How Will I Know if My Doctor Has Committed Malpractice?

April 23rd, 2018 | Posted in Medical Negligence, Personal Injury & Medical Malpractice

Like all professionals, doctors owe their clients a duty of care. When a doctor falls below this standard, you can receive money to correct the mistake and to compensate for any physical pain or emotional harm. How will you know if your doctor made a mistake that has injured you? Unfortunately, there is no clear sign. Instead, you will need to analyze all of the circumstances.

Types of Medical Malpractice

In North Carolina, doctors owe patients a duty to use the care that other doctors with similar training and experience would use in similar circumstances. Doctors can fall short of this standard of care in many different ways:

  • Failing to diagnose a condition that a careful doctor would have seen.
  • Misdiagnosing your condition.
  • Failing to order necessary tests.
  • Prescribing an improper course of treatment for your illness.
  • Improperly performing surgery.
  • Failing to follow up about your condition.
  • Failing to inform you of risks of a course of treatment.

Whether your doctor’s conduct was negligent will depend on the surrounding circumstances, such as what your doctor knows. For example, if you never tell your doctor about the pain in your abdomen, it is not reasonable to expect her to diagnose a stomach problem.

Signs of Medical Malpractice

Doctors are not in the habit of admitting to their mistakes. Furthermore, simply feeling pain is not a surefire sign that the doctor did anything wrong. After all, many medical procedures cause unavoidable pain even when performed properly.

Nevertheless, you can look for the following signs, which might indicate there is a problem:

  • Your doctor is avoiding you. A doctor with a guilty conscience might try to avoid talking to you so that they do not admit that they made a mistake.
  • You receive a different second opinion. In this situation, the first doctor might have failed to notice a medical condition.
  • Your doctor left implements inside you during surgery.
  • A loved one dies after surgery or develops complications. Some complications are unavoidable, but others indicate medical malpractice.
  • Your treatment has not worked. The course of treatment might fail because the doctor failed to diagnose you properly.
  • Your pain increases dramatically after treatment. In this case, your doctor might have ordered the wrong treatment.

 

Proving Medical Malpractice

If you bring a lawsuit, you have the burden of showing by a preponderance of evidence that your doctor fell below the standard of care and injured you. To prove, or even begin, your case, you must have an expert opinion from a medical provider in the same or similar specialty as the negligent provider and who is familiar with the local standard of care.  One advantage of working with an experienced firm like Hodges Coxe Potter & Phillips is that we can find appropriate medical experts who are skilled at explaining complicated medical concepts in a way the jury will understand.

Meet with a Wilmington, North Carolina Medical Malpractice Attorney
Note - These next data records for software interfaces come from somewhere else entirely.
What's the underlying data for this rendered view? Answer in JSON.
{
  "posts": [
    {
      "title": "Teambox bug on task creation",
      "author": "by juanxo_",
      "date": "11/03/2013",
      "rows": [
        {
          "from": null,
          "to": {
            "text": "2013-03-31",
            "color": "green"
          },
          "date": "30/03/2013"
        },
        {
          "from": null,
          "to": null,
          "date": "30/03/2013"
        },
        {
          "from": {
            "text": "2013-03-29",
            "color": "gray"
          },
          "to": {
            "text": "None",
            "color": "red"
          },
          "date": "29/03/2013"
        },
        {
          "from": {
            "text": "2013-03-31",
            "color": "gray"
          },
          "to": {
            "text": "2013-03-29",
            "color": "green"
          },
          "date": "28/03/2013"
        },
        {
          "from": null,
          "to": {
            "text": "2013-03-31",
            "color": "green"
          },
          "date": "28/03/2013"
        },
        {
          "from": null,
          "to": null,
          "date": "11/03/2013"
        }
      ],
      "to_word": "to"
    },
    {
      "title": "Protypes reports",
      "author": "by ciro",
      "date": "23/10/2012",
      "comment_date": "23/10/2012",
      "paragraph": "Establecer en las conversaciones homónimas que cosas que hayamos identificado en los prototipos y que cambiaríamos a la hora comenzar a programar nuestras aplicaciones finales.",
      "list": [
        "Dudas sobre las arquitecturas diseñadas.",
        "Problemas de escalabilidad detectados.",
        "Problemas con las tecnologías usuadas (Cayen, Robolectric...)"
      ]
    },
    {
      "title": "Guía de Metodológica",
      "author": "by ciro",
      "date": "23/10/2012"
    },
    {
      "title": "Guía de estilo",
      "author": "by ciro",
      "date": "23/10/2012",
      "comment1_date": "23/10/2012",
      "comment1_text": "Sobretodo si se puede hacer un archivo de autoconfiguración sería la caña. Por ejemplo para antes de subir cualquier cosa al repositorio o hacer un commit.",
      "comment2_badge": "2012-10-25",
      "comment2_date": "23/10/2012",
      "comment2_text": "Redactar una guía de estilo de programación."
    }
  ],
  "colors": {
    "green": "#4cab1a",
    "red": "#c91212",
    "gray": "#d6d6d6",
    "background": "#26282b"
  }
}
If you suspect something is wrong, you should quickly schedule a consultation with a North Carolina medical malpractice attorney. Your attorney can review your medical records and might advise that you see another doctor who can check you out. To schedule your free consultation, call 910-772-1678 or send an online message.